When your dog is hobbled with a cast and orders to limit activity boredom will set in. Especially if he's young. Double that if he's a Lab. Triple that if he's a young Lab. Yes, Angus is a young Lab.
Angus was limited to no more than 3 gentle walks of 5 minutes maximum duration. That only leaves 1425 minutes in the day to fill. The first week that wasn't a huge problem. He was still in some pain and on lots of medications that tended to make him sleepy and a bit lethargic. After that first week he started feeling better, adjusted to the cast and gradually started getting some of his old energy back. Don't get me wrong here, it was gratifying and a relief to see but it did add a degree of difficulty to his care. Notably, how to entertain a 1 1/2 year old Lab with a broken leg and no good way to burn off his natural psychotic energy levels. There are a few things we did that helped.
Toys are a must and Angus has a conveniently placed toy box jammed to the brim. Care must be taken though, lest play times get out of hand. Lu and I ended up spending a lot of time on the floor engaged in gentle toy related play. That way we could keep him close and exercise maximum control of the situation.
Soft plushy toys are an Angus Achilles heel. He can't resist them. So the Gorilla was sacrificed to the cause because he'd lay down and tear at it trying to get all the stuffy goodness out. Weird dog but never look a gift horse in the mouth. Or a stuffed gorilla. How cute is that face?
One of his duck trainers was also sacrificed. He spent a lot of time chewing on it. To the point that it is now sans feet, butt and the head has been chewed into a rough plastic mess. We monitored to make sure he didn't swallow anything but frankly his system is so robust he could have eaten the thing in it's entirety and passed it back out without missing a beat. Still, something to watch. Hey, at this point it was anything to keep him occupied.
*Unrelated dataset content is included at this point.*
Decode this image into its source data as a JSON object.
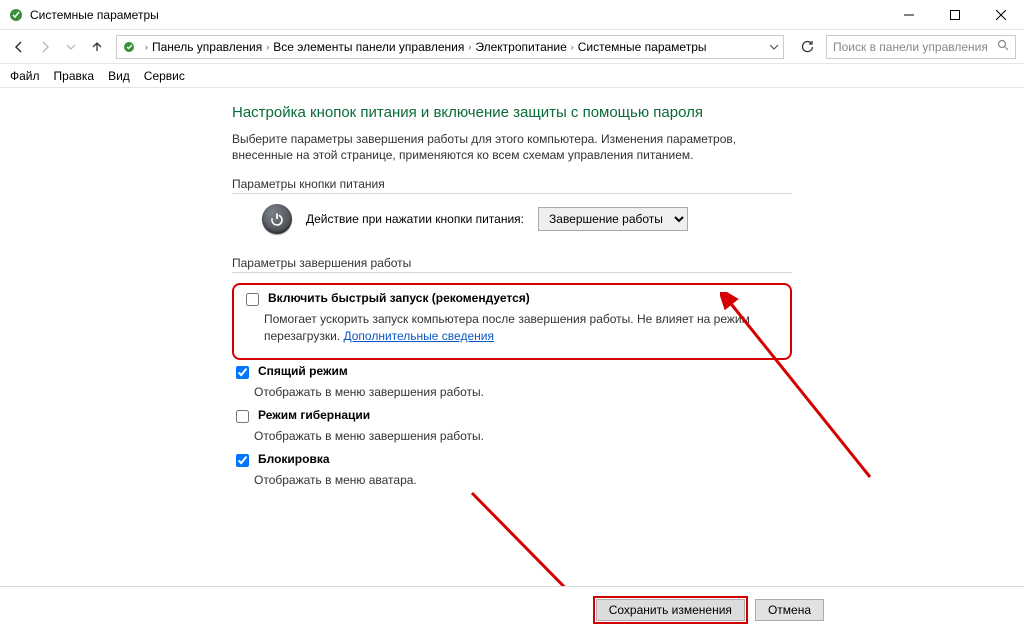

There are of course better chewing materials if you can interest him. Angus is a good chewer but for some inexplicable reason (I suspect Murphy's fine hand was at work here) he pretty much stopped chewing his rawhides during is convalescence. We made sure to keep at least one available at all times and he did chew occasionally.
Treats and rewarding desired behavior worked well for us. Care had to be taken lest his weight got out of hand but we doled them out as judiciously as we could. Oh, and Angus says thanks again to Alemaster for the Bonz. He loves them!
We had a good talk with our Vet. he recommended Benadryl. Apparently it has much the same effect on dogs as it does on us. Notably it takes the edge off and allows for more sleeping. We normally eschew purposely drugging a dog simply to keep them more calm but healing such a serious injury and the attendant surgery requires rest and sleep in abundance so we held our noses and kept the end goal in mind. .
Leash walks of no more than 5 minutes was the requirement but there's a lot of variety possible within those strictures. We changed the walk locations often and let him dither and check all the p-mail spots along the way. We took him to his favorite trails and walkie places. We encouraged human contact so he could make new friends. A funny thing happened along the way. Angus has become the neighborhood celebrity. People saw us walking him in his cast and couldn't resist asking about him. They'd drive by and honk and wave. They'd walk by or see us walking and stop to greet him and ask about his progress. It's been fun and helped Angus to while away his time and keep his walks interesting enough to be satisfying. Hey, he's cute, upbeat, friendly and walking happily on a bum leg with a cast. How irresistibly attractive can a dog be?
I'm of two minds about his future at this point. The Doc says full recovery with all that entails but I'm still a bit queasy about where to take his training after recovery. I may continue his hunt and field trial training where we left off but I may also decide to bag it and just go with basic obedience and chase the ball type stuff. Frankly, the main hang up may well be mine. I'm uncertain I am capable of sending him out into the field where holes, rocks, ditches and pitfalls will abound. At least not without gut wrenching fear. We're just going to have to see.
After 8 weeks we're finally out of the cast phase and on to rehab. I'll be posting about how we're handling that and a few thoughts on mind sets later but to hold you over here's an Angus picture and a large hint.
Thanks again for all the help, knowledge and support. Angus is getting better each and every day. We can see the light at the end of the tunnel and from here it looks glorious.